┌──

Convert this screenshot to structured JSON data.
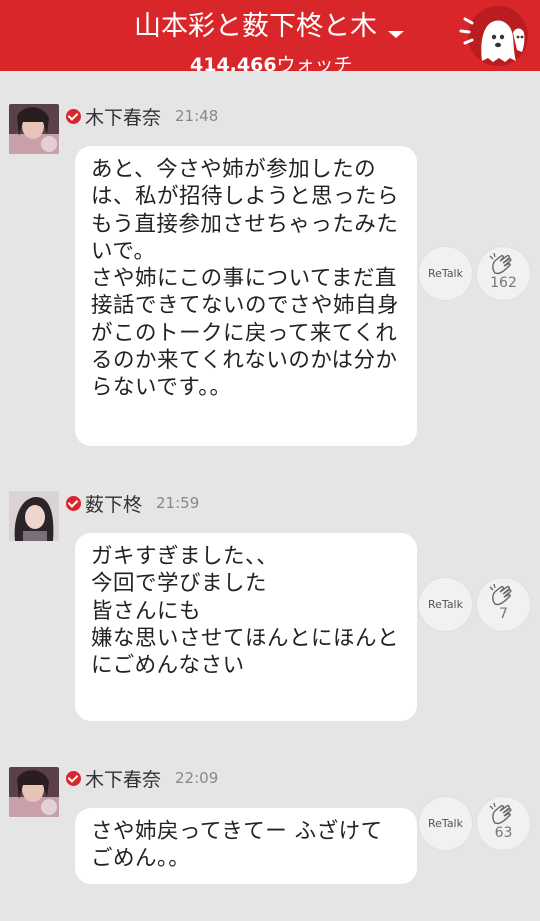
{
  "header": {
    "title": "山本彩と薮下柊と木",
    "watch_count": "414,466",
    "watch_label": "ウォッチ",
    "colors": {
      "header_bg": "#d8262a",
      "verified": "#d8262a"
    },
    "mascot_icon": "ghost-mascot-icon"
  },
  "messages": [
    {
      "sender": "木下春奈",
      "time": "21:48",
      "text": "あと、今さや姉が参加したのは、私が招待しようと思ったらもう直接参加させちゃったみたいで。\nさや姉にこの事についてまだ直接話できてないのでさや姉自身がこのトークに戻って来てくれるのか来てくれないのかは分からないです。。",
      "retalk_label": "ReTalk",
      "clap_count": "162"
    },
    {
      "sender": "薮下柊",
      "time": "21:59",
      "text": "ガキすぎました、、\n今回で学びました\n皆さんにも\n嫌な思いさせてほんとにほんとにごめんなさい",
      "retalk_label": "ReTalk",
      "clap_count": "7"
    },
    {
      "sender": "木下春奈",
      "time": "22:09",
      "text": "さや姉戻ってきてー ふざけてごめん。。",
      "retalk_label": "ReTalk",
      "clap_count": "63"
    }
  ]
}
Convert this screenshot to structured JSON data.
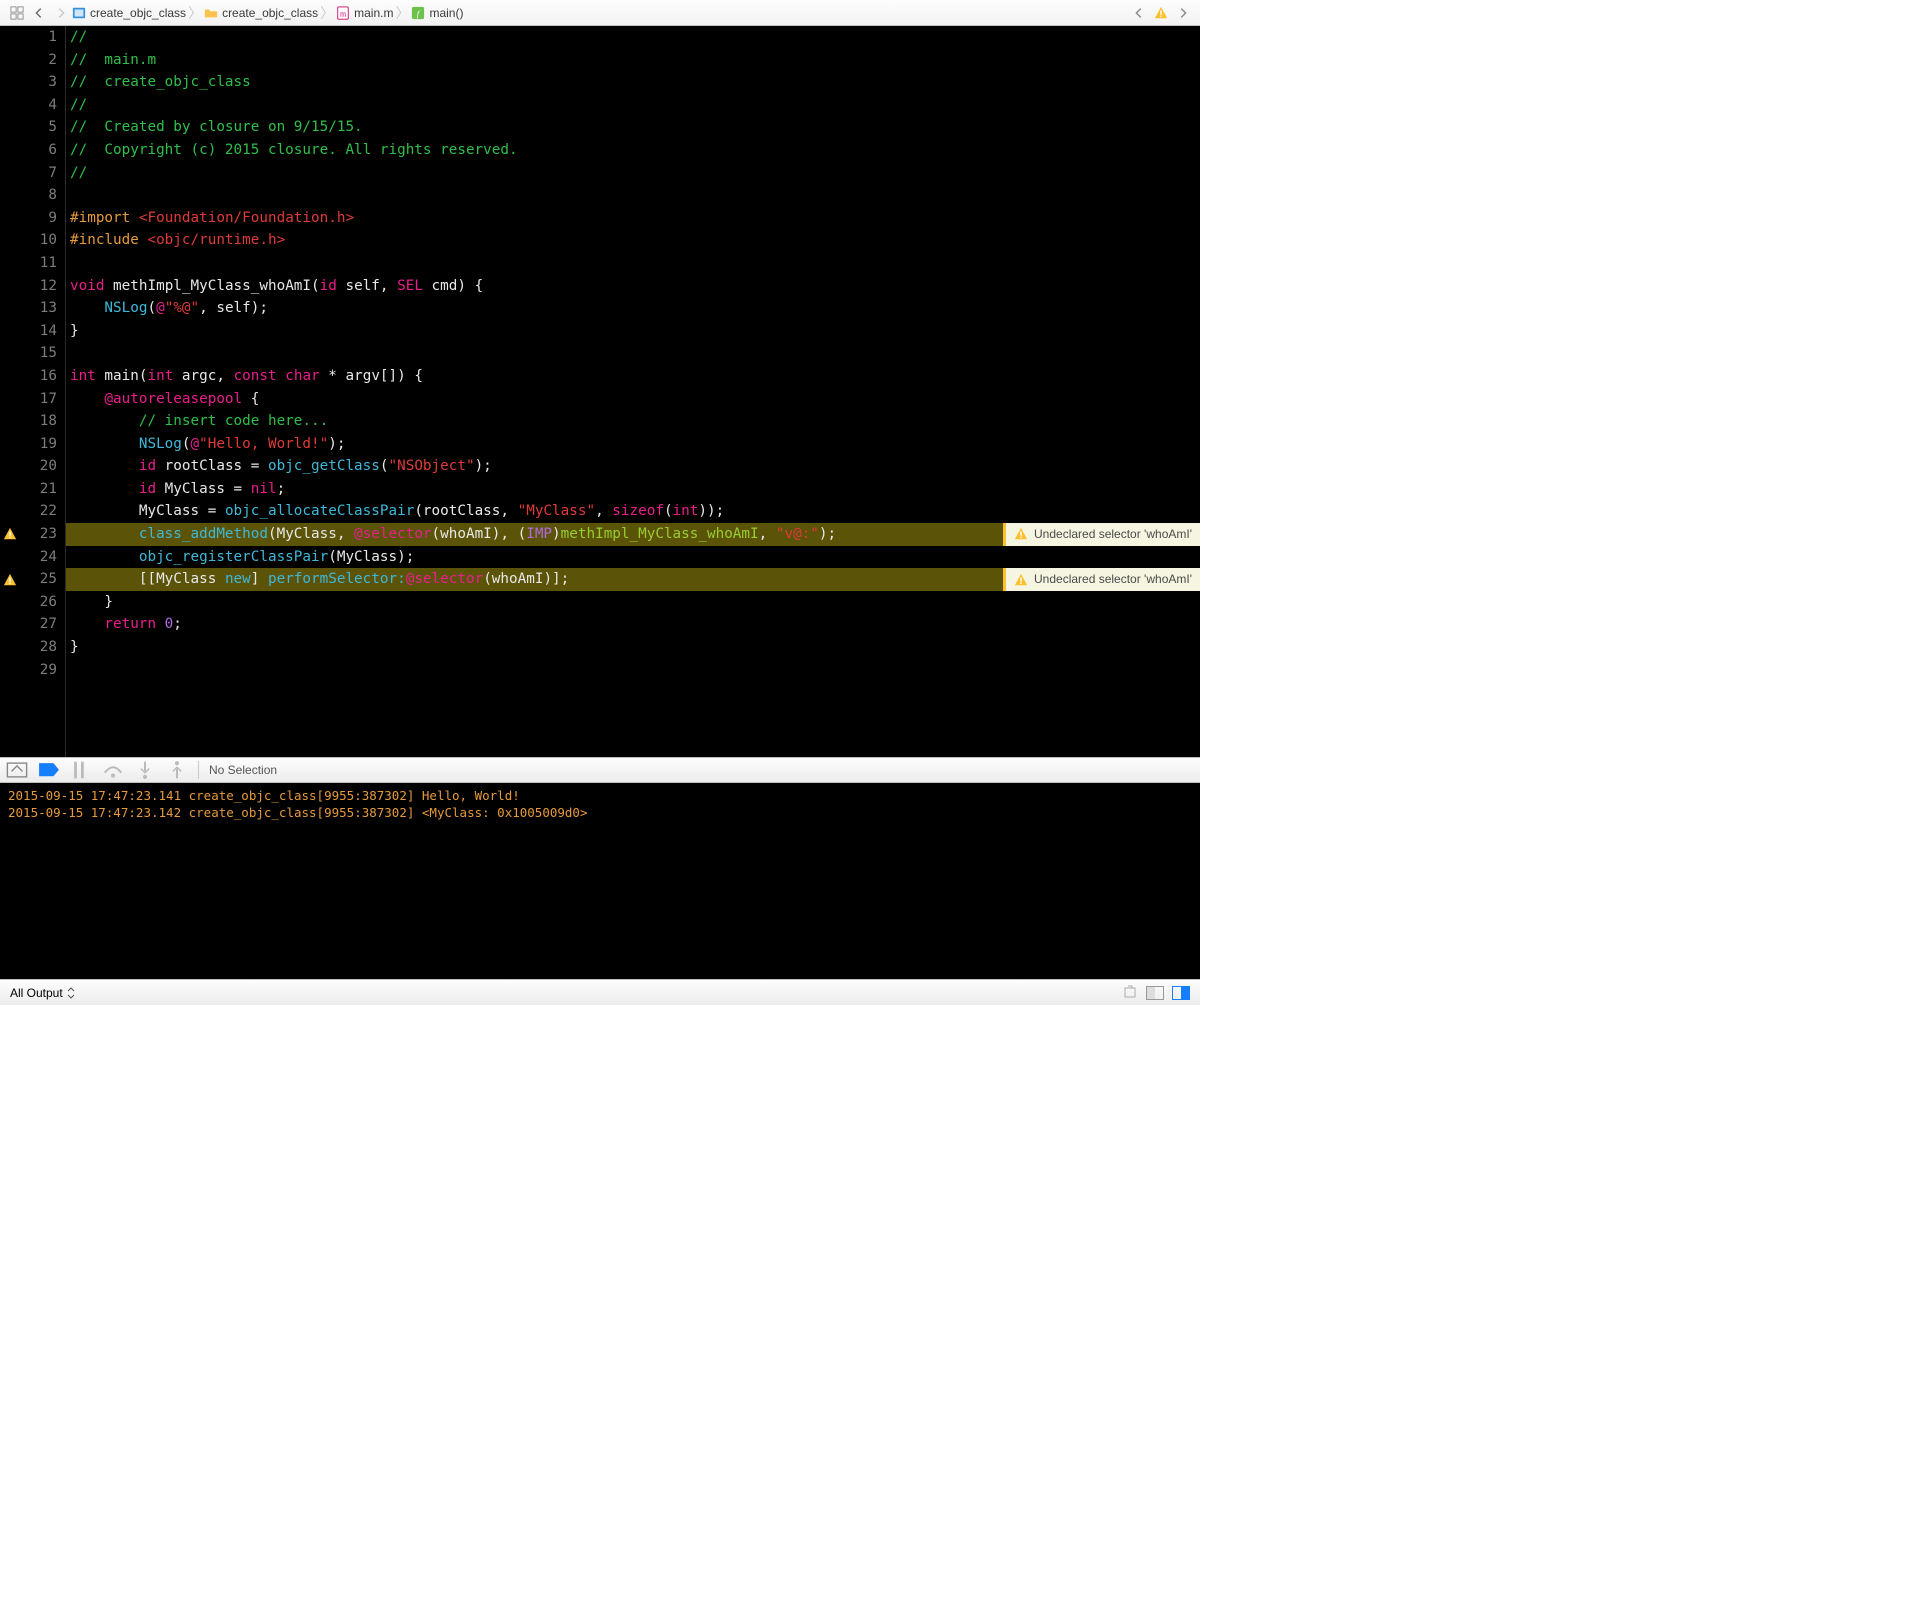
{
  "breadcrumbs": {
    "project": "create_objc_class",
    "folder": "create_objc_class",
    "file": "main.m",
    "symbol": "main()"
  },
  "lines": {
    "count": 29
  },
  "code": {
    "l1": "//",
    "l2": "//  main.m",
    "l3": "//  create_objc_class",
    "l4": "//",
    "l5": "//  Created by closure on 9/15/15.",
    "l6": "//  Copyright (c) 2015 closure. All rights reserved.",
    "l7": "//",
    "l9a": "#import ",
    "l9b": "<Foundation/Foundation.h>",
    "l10a": "#include ",
    "l10b": "<objc/runtime.h>",
    "l12": {
      "void": "void",
      "fn": " methImpl_MyClass_whoAmI",
      "open": "(",
      "id": "id",
      "self": " self, ",
      "SEL": "SEL",
      "rest": " cmd) {"
    },
    "l13": {
      "ns": "    NSLog",
      "open": "(",
      "at": "@",
      "str": "\"%@\"",
      "rest": ", self);"
    },
    "l14": "}",
    "l16": {
      "int1": "int",
      "main": " main(",
      "int2": "int",
      "argc": " argc, ",
      "const": "const",
      "char": " char",
      "star": " *",
      "argv": " argv[]) {"
    },
    "l17": {
      "at": "    @autoreleasepool",
      "brace": " {"
    },
    "l18": "        // insert code here...",
    "l19": {
      "ns": "        NSLog",
      "open": "(",
      "at": "@",
      "str": "\"Hello, World!\"",
      "close": ");"
    },
    "l20": {
      "id": "        id",
      "root": " rootClass = ",
      "fn": "objc_getClass",
      "open": "(",
      "str": "\"NSObject\"",
      "close": ");"
    },
    "l21": {
      "id": "        id",
      "rest": " MyClass = ",
      "nil": "nil",
      "semi": ";"
    },
    "l22": {
      "lhs": "        MyClass = ",
      "fn": "objc_allocateClassPair",
      "open": "(rootClass, ",
      "str": "\"MyClass\"",
      "comma": ", ",
      "sizeof": "sizeof",
      "open2": "(",
      "int": "int",
      "close": "));"
    },
    "l23": {
      "fn": "        class_addMethod",
      "open": "(MyClass, ",
      "at": "@selector",
      "open2": "(whoAmI), (",
      "imp": "IMP",
      "close1": ")",
      "fn2": "methImpl_MyClass_whoAmI",
      "comma": ", ",
      "str": "\"v@:\"",
      "close": ");"
    },
    "l24": {
      "fn": "        objc_registerClassPair",
      "rest": "(MyClass);"
    },
    "l25": {
      "open": "        [[MyClass ",
      "new": "new",
      "mid": "] ",
      "sel": "performSelector:",
      "at": "@selector",
      "open2": "(whoAmI)];"
    },
    "l26": "    }",
    "l27": {
      "ret": "    return",
      "zero": " 0",
      "semi": ";"
    },
    "l28": "}"
  },
  "warnings": {
    "line23": "Undeclared selector 'whoAmI'",
    "line25": "Undeclared selector 'whoAmI'"
  },
  "debug_toolbar": {
    "no_selection": "No Selection"
  },
  "console": {
    "l1": "2015-09-15 17:47:23.141 create_objc_class[9955:387302] Hello, World!",
    "l2": "2015-09-15 17:47:23.142 create_objc_class[9955:387302] <MyClass: 0x1005009d0>"
  },
  "bottom": {
    "filter": "All Output",
    "updown": "▾"
  }
}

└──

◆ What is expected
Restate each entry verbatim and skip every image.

◆ Expected answer
Convert this screenshot to structured JSON data.
{
  "header": {
    "title": "山本彩と薮下柊と木",
    "watch_count": "414,466",
    "watch_label": "ウォッチ",
    "colors": {
      "header_bg": "#d8262a",
      "verified": "#d8262a"
    },
    "mascot_icon": "ghost-mascot-icon"
  },
  "messages": [
    {
      "sender": "木下春奈",
      "time": "21:48",
      "text": "あと、今さや姉が参加したのは、私が招待しようと思ったらもう直接参加させちゃったみたいで。\nさや姉にこの事についてまだ直接話できてないのでさや姉自身がこのトークに戻って来てくれるのか来てくれないのかは分からないです。。",
      "retalk_label": "ReTalk",
      "clap_count": "162"
    },
    {
      "sender": "薮下柊",
      "time": "21:59",
      "text": "ガキすぎました、、\n今回で学びました\n皆さんにも\n嫌な思いさせてほんとにほんとにごめんなさい",
      "retalk_label": "ReTalk",
      "clap_count": "7"
    },
    {
      "sender": "木下春奈",
      "time": "22:09",
      "text": "さや姉戻ってきてー ふざけてごめん。。",
      "retalk_label": "ReTalk",
      "clap_count": "63"
    }
  ]
}
Convert this screenshot to structured JSON data.
{
  "breadcrumbs": {
    "project": "create_objc_class",
    "folder": "create_objc_class",
    "file": "main.m",
    "symbol": "main()"
  },
  "lines": {
    "count": 29
  },
  "code": {
    "l1": "//",
    "l2": "//  main.m",
    "l3": "//  create_objc_class",
    "l4": "//",
    "l5": "//  Created by closure on 9/15/15.",
    "l6": "//  Copyright (c) 2015 closure. All rights reserved.",
    "l7": "//",
    "l9a": "#import ",
    "l9b": "<Foundation/Foundation.h>",
    "l10a": "#include ",
    "l10b": "<objc/runtime.h>",
    "l12": {
      "void": "void",
      "fn": " methImpl_MyClass_whoAmI",
      "open": "(",
      "id": "id",
      "self": " self, ",
      "SEL": "SEL",
      "rest": " cmd) {"
    },
    "l13": {
      "ns": "    NSLog",
      "open": "(",
      "at": "@",
      "str": "\"%@\"",
      "rest": ", self);"
    },
    "l14": "}",
    "l16": {
      "int1": "int",
      "main": " main(",
      "int2": "int",
      "argc": " argc, ",
      "const": "const",
      "char": " char",
      "star": " *",
      "argv": " argv[]) {"
    },
    "l17": {
      "at": "    @autoreleasepool",
      "brace": " {"
    },
    "l18": "        // insert code here...",
    "l19": {
      "ns": "        NSLog",
      "open": "(",
      "at": "@",
      "str": "\"Hello, World!\"",
      "close": ");"
    },
    "l20": {
      "id": "        id",
      "root": " rootClass = ",
      "fn": "objc_getClass",
      "open": "(",
      "str": "\"NSObject\"",
      "close": ");"
    },
    "l21": {
      "id": "        id",
      "rest": " MyClass = ",
      "nil": "nil",
      "semi": ";"
    },
    "l22": {
      "lhs": "        MyClass = ",
      "fn": "objc_allocateClassPair",
      "open": "(rootClass, ",
      "str": "\"MyClass\"",
      "comma": ", ",
      "sizeof": "sizeof",
      "open2": "(",
      "int": "int",
      "close": "));"
    },
    "l23": {
      "fn": "        class_addMethod",
      "open": "(MyClass, ",
      "at": "@selector",
      "open2": "(whoAmI), (",
      "imp": "IMP",
      "close1": ")",
      "fn2": "methImpl_MyClass_whoAmI",
      "comma": ", ",
      "str": "\"v@:\"",
      "close": ");"
    },
    "l24": {
      "fn": "        objc_registerClassPair",
      "rest": "(MyClass);"
    },
    "l25": {
      "open": "        [[MyClass ",
      "new": "new",
      "mid": "] ",
      "sel": "performSelector:",
      "at": "@selector",
      "open2": "(whoAmI)];"
    },
    "l26": "    }",
    "l27": {
      "ret": "    return",
      "zero": " 0",
      "semi": ";"
    },
    "l28": "}"
  },
  "warnings": {
    "line23": "Undeclared selector 'whoAmI'",
    "line25": "Undeclared selector 'whoAmI'"
  },
  "debug_toolbar": {
    "no_selection": "No Selection"
  },
  "console": {
    "l1": "2015-09-15 17:47:23.141 create_objc_class[9955:387302] Hello, World!",
    "l2": "2015-09-15 17:47:23.142 create_objc_class[9955:387302] <MyClass: 0x1005009d0>"
  },
  "bottom": {
    "filter": "All Output",
    "updown": "▾"
  }
}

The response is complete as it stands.